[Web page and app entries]

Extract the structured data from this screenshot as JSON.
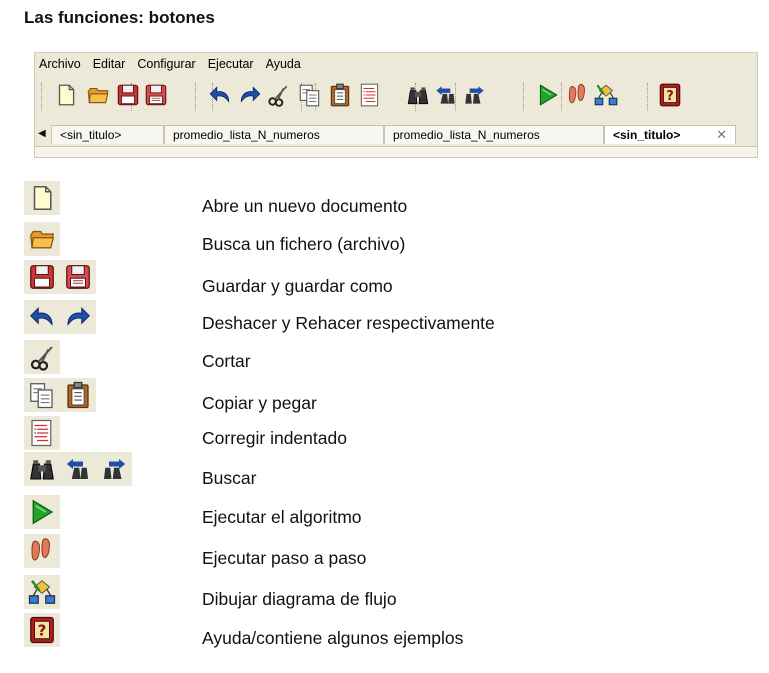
{
  "heading": "Las funciones: botones",
  "menu": [
    "Archivo",
    "Editar",
    "Configurar",
    "Ejecutar",
    "Ayuda"
  ],
  "toolbar_icons": [
    "new-document-icon",
    "open-folder-icon",
    "save-icon",
    "save-as-icon",
    "undo-icon",
    "redo-icon",
    "scissors-icon",
    "copy-icon",
    "paste-icon",
    "indent-icon",
    "binoculars-icon",
    "find-previous-icon",
    "find-next-icon",
    "play-icon",
    "footsteps-icon",
    "flowchart-icon",
    "help-book-icon"
  ],
  "tabs": [
    {
      "label": "<sin_titulo>",
      "active": false
    },
    {
      "label": "promedio_lista_N_numeros",
      "active": false
    },
    {
      "label": "promedio_lista_N_numeros",
      "active": false
    },
    {
      "label": "<sin_titulo>",
      "active": true
    }
  ],
  "functions": [
    {
      "icons": [
        "new-document-icon"
      ],
      "text": "Abre un nuevo documento"
    },
    {
      "icons": [
        "open-folder-icon"
      ],
      "text": "Busca un fichero (archivo)"
    },
    {
      "icons": [
        "save-icon",
        "save-as-icon"
      ],
      "text": "Guardar y guardar como"
    },
    {
      "icons": [
        "undo-icon",
        "redo-icon"
      ],
      "text": "Deshacer y Rehacer respectivamente"
    },
    {
      "icons": [
        "scissors-icon"
      ],
      "text": "Cortar"
    },
    {
      "icons": [
        "copy-icon",
        "paste-icon"
      ],
      "text": "Copiar y pegar"
    },
    {
      "icons": [
        "indent-icon"
      ],
      "text": "Corregir indentado"
    },
    {
      "icons": [
        "binoculars-icon",
        "find-previous-icon",
        "find-next-icon"
      ],
      "text": "Buscar"
    },
    {
      "icons": [
        "play-icon"
      ],
      "text": "Ejecutar el algoritmo"
    },
    {
      "icons": [
        "footsteps-icon"
      ],
      "text": "Ejecutar paso a paso"
    },
    {
      "icons": [
        "flowchart-icon"
      ],
      "text": "Dibujar diagrama de flujo"
    },
    {
      "icons": [
        "help-book-icon"
      ],
      "text": "Ayuda/contiene algunos ejemplos"
    }
  ],
  "colors": {
    "toolbar_bg": "#ece9d8",
    "undo_blue": "#1f4fa8",
    "play_green": "#22a32a",
    "save_red": "#c8363a",
    "folder_orange": "#e59a2e"
  }
}
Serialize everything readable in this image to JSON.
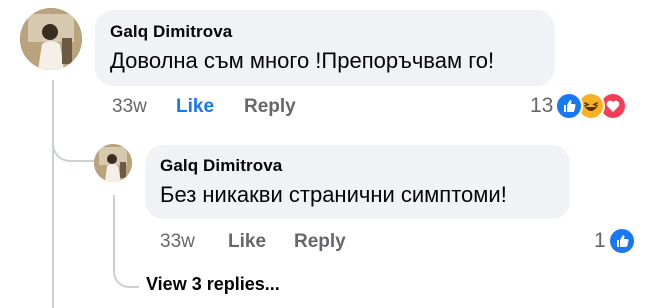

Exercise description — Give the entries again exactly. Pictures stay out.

Answer to the exercise —
Extract the structured data from this screenshot as JSON.
{
  "heading": "Las funciones: botones",
  "menu": [
    "Archivo",
    "Editar",
    "Configurar",
    "Ejecutar",
    "Ayuda"
  ],
  "toolbar_icons": [
    "new-document-icon",
    "open-folder-icon",
    "save-icon",
    "save-as-icon",
    "undo-icon",
    "redo-icon",
    "scissors-icon",
    "copy-icon",
    "paste-icon",
    "indent-icon",
    "binoculars-icon",
    "find-previous-icon",
    "find-next-icon",
    "play-icon",
    "footsteps-icon",
    "flowchart-icon",
    "help-book-icon"
  ],
  "tabs": [
    {
      "label": "<sin_titulo>",
      "active": false
    },
    {
      "label": "promedio_lista_N_numeros",
      "active": false
    },
    {
      "label": "promedio_lista_N_numeros",
      "active": false
    },
    {
      "label": "<sin_titulo>",
      "active": true
    }
  ],
  "functions": [
    {
      "icons": [
        "new-document-icon"
      ],
      "text": "Abre un nuevo documento"
    },
    {
      "icons": [
        "open-folder-icon"
      ],
      "text": "Busca un fichero (archivo)"
    },
    {
      "icons": [
        "save-icon",
        "save-as-icon"
      ],
      "text": "Guardar y guardar como"
    },
    {
      "icons": [
        "undo-icon",
        "redo-icon"
      ],
      "text": "Deshacer y Rehacer respectivamente"
    },
    {
      "icons": [
        "scissors-icon"
      ],
      "text": "Cortar"
    },
    {
      "icons": [
        "copy-icon",
        "paste-icon"
      ],
      "text": "Copiar y pegar"
    },
    {
      "icons": [
        "indent-icon"
      ],
      "text": "Corregir indentado"
    },
    {
      "icons": [
        "binoculars-icon",
        "find-previous-icon",
        "find-next-icon"
      ],
      "text": "Buscar"
    },
    {
      "icons": [
        "play-icon"
      ],
      "text": "Ejecutar el algoritmo"
    },
    {
      "icons": [
        "footsteps-icon"
      ],
      "text": "Ejecutar paso a paso"
    },
    {
      "icons": [
        "flowchart-icon"
      ],
      "text": "Dibujar diagrama de flujo"
    },
    {
      "icons": [
        "help-book-icon"
      ],
      "text": "Ayuda/contiene algunos ejemplos"
    }
  ],
  "colors": {
    "toolbar_bg": "#ece9d8",
    "undo_blue": "#1f4fa8",
    "play_green": "#22a32a",
    "save_red": "#c8363a",
    "folder_orange": "#e59a2e"
  }
}
Serialize everything readable in this image to JSON.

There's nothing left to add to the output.